# Directions
Every line in the records below that holds "value" must be identified and copied.

Stored records
::::::::::

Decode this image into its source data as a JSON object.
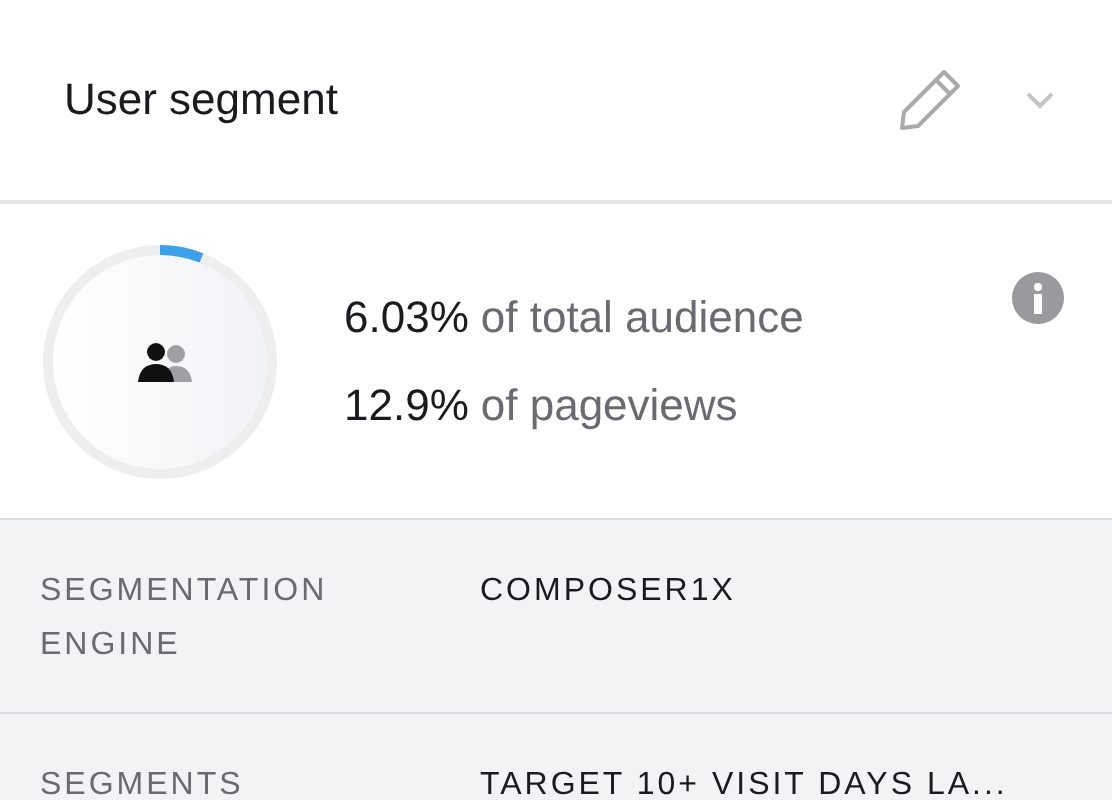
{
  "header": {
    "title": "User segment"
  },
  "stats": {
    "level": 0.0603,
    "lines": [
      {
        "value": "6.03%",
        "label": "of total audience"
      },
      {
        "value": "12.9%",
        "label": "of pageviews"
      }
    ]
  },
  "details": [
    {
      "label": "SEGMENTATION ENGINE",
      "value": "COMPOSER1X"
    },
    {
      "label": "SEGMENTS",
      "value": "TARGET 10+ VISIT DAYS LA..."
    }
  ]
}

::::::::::

# Output of the task
        "value": "6.03%",
        "value": "12.9%",
      "value": "COMPOSER1X"
      "value": "TARGET 10+ VISIT DAYS LA..."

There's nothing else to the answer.